** INPUT RECORDS follows **
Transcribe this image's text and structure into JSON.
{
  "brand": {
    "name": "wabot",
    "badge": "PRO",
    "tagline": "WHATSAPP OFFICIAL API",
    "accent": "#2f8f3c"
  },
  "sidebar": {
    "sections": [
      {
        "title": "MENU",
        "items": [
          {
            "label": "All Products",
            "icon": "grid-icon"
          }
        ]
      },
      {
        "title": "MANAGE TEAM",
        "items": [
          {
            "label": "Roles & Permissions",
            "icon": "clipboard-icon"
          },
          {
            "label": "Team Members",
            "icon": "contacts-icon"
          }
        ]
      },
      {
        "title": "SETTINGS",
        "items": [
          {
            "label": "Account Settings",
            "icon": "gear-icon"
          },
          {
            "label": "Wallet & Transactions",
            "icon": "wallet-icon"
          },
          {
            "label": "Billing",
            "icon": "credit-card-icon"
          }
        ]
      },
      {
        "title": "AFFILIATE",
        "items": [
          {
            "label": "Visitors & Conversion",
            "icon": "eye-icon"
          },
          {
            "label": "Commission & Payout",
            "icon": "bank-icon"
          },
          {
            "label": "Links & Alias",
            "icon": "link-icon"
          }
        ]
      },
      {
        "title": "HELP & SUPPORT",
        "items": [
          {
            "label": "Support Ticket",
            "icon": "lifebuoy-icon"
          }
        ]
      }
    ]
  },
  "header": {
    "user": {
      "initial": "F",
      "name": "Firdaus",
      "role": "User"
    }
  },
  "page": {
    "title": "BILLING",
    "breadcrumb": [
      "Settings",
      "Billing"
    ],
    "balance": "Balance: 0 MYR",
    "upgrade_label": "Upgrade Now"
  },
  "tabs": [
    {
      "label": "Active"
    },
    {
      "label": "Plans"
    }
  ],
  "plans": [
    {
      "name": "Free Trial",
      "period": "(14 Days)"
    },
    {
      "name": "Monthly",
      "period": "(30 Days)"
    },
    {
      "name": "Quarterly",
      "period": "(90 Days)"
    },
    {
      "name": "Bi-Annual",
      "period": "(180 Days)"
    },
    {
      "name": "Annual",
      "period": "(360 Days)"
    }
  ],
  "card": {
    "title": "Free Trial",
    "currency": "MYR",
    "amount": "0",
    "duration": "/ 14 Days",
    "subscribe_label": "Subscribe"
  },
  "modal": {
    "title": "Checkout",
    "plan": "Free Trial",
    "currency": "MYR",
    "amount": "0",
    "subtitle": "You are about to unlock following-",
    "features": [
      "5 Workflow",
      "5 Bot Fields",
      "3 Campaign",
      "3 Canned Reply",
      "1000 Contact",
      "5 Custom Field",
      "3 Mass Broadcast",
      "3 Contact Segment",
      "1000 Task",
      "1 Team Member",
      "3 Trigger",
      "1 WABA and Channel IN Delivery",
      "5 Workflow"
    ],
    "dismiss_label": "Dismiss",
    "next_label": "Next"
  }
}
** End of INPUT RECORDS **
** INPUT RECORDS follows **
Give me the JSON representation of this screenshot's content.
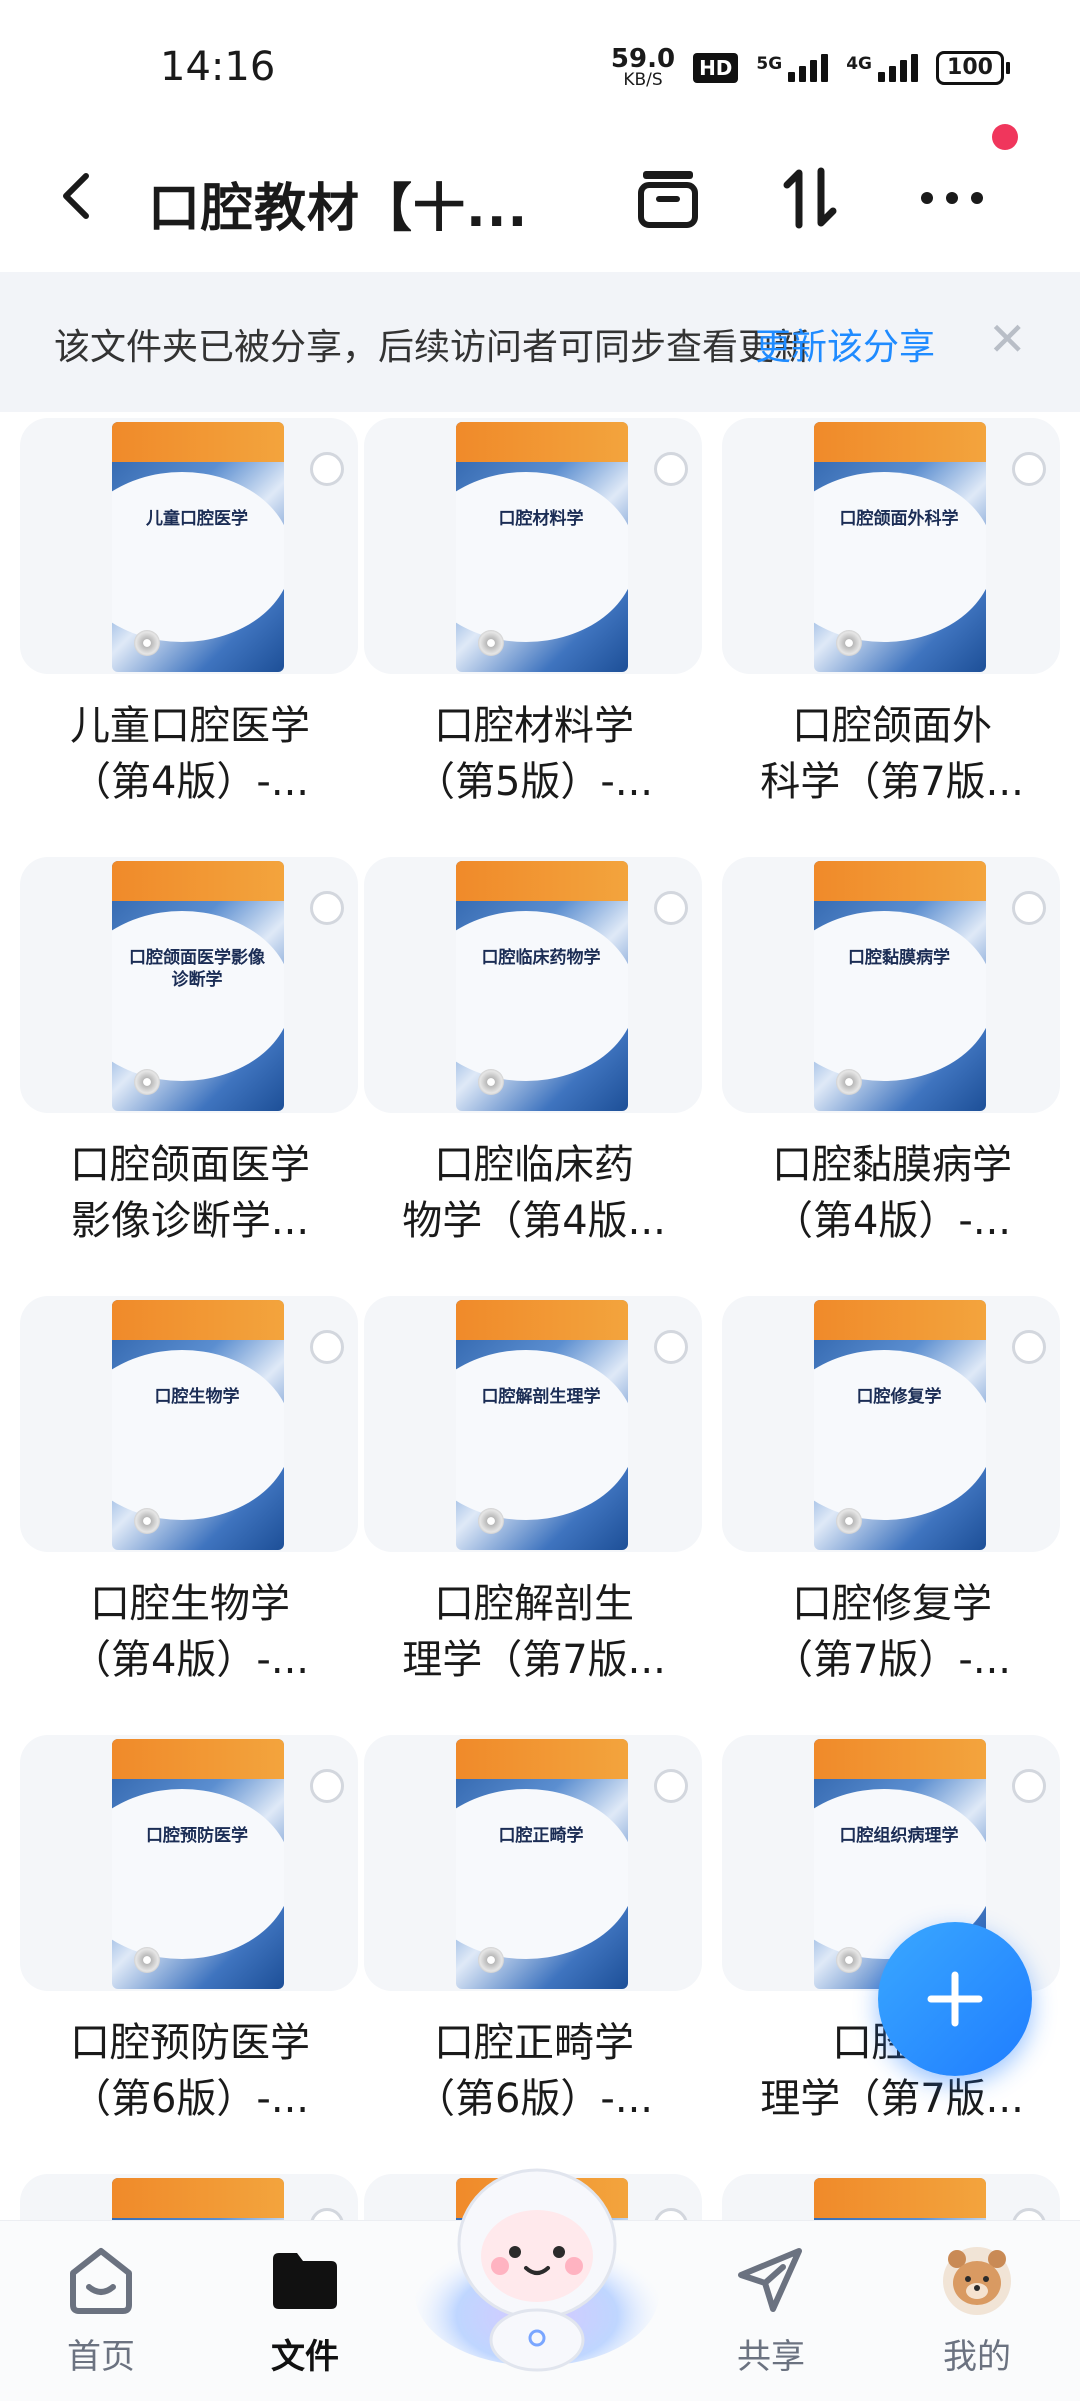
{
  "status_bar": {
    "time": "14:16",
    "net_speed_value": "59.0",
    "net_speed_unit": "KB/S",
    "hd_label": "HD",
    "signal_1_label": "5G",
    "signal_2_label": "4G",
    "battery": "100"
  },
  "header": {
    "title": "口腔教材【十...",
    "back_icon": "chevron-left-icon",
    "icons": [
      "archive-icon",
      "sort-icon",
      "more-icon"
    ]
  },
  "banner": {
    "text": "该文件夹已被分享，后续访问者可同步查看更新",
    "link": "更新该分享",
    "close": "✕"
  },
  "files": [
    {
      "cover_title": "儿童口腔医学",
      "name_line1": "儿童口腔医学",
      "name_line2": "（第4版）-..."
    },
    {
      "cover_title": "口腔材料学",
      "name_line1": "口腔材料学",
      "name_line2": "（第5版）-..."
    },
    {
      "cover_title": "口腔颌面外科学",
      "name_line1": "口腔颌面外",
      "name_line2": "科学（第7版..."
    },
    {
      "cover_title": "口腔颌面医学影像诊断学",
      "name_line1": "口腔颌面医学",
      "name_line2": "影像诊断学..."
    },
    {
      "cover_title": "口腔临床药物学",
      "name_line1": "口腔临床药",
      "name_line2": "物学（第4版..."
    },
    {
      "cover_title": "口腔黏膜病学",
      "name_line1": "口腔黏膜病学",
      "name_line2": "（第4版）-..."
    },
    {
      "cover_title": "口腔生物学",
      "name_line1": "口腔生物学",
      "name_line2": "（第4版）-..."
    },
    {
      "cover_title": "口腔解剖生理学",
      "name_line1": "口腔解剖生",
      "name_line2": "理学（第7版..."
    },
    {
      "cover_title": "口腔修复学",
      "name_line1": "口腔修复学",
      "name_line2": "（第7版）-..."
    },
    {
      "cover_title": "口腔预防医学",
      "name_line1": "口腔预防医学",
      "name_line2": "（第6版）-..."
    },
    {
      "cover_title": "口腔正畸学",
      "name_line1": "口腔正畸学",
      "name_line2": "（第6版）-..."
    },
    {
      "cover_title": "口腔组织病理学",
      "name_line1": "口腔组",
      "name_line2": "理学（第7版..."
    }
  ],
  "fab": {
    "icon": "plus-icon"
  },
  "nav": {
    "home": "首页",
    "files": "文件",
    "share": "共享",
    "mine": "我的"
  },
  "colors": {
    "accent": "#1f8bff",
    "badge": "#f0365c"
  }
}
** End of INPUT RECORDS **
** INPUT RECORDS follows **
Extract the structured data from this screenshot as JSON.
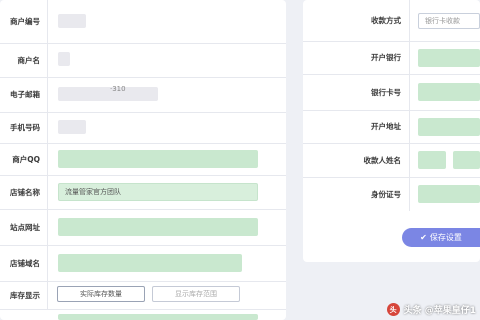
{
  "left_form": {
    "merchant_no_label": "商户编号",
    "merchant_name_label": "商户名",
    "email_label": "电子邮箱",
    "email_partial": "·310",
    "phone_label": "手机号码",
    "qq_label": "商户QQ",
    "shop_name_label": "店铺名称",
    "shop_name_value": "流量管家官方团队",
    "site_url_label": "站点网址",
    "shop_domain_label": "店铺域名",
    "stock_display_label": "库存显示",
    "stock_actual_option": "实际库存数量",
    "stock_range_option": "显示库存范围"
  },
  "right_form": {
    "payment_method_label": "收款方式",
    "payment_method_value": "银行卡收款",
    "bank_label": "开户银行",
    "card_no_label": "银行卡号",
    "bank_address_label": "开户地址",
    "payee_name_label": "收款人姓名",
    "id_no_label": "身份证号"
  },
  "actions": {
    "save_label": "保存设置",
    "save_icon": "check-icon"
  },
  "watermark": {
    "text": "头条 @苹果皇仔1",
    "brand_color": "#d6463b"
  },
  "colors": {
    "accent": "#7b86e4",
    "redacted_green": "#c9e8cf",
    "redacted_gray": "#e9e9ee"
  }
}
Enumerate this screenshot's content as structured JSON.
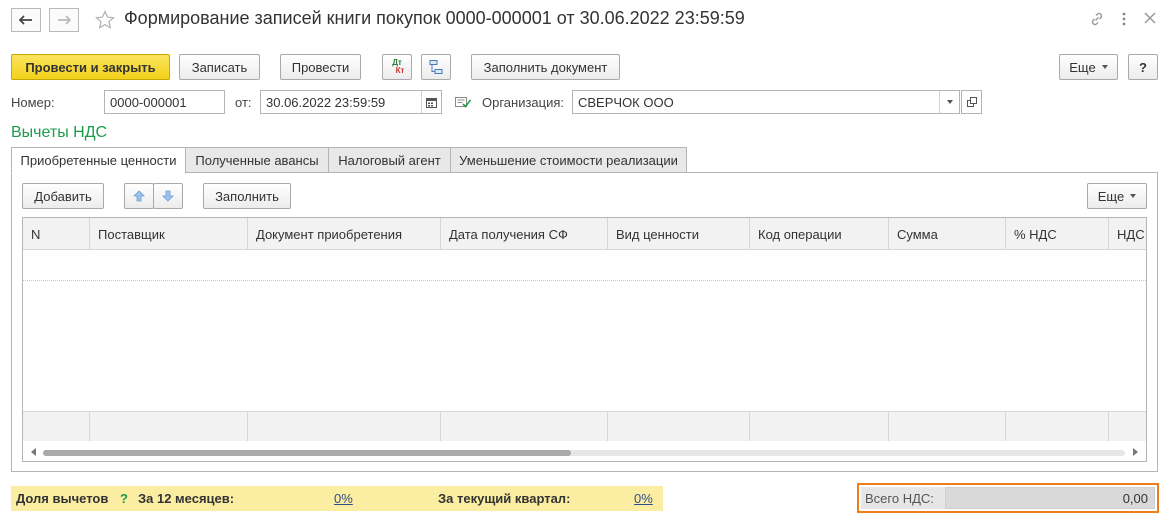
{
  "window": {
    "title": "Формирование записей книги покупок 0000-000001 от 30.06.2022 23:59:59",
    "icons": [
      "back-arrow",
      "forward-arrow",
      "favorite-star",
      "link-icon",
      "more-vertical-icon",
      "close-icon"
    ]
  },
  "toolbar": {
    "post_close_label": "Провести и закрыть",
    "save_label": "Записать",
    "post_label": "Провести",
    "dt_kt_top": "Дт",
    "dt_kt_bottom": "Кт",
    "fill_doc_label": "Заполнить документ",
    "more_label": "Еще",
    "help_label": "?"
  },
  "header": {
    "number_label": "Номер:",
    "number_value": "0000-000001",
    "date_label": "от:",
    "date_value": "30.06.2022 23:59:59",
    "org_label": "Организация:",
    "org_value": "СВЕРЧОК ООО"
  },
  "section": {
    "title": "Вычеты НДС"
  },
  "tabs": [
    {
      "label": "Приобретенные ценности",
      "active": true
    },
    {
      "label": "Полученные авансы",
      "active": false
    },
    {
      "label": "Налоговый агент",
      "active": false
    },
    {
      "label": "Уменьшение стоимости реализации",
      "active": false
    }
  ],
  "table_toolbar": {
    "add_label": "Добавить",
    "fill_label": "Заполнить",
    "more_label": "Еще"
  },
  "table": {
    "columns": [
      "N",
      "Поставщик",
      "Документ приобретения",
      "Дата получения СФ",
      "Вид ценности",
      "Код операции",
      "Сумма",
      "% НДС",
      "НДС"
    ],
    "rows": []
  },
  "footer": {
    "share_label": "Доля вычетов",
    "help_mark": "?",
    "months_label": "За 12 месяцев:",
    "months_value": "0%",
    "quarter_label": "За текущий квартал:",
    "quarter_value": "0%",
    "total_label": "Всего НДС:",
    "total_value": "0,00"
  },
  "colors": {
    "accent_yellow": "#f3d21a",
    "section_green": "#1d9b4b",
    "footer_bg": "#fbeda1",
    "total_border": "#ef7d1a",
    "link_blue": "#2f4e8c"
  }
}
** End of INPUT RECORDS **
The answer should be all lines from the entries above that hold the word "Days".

EXERCISE SOLUTION:
      "period": "(14 Days)"
      "period": "(30 Days)"
      "period": "(90 Days)"
      "period": "(180 Days)"
      "period": "(360 Days)"
    "duration": "/ 14 Days",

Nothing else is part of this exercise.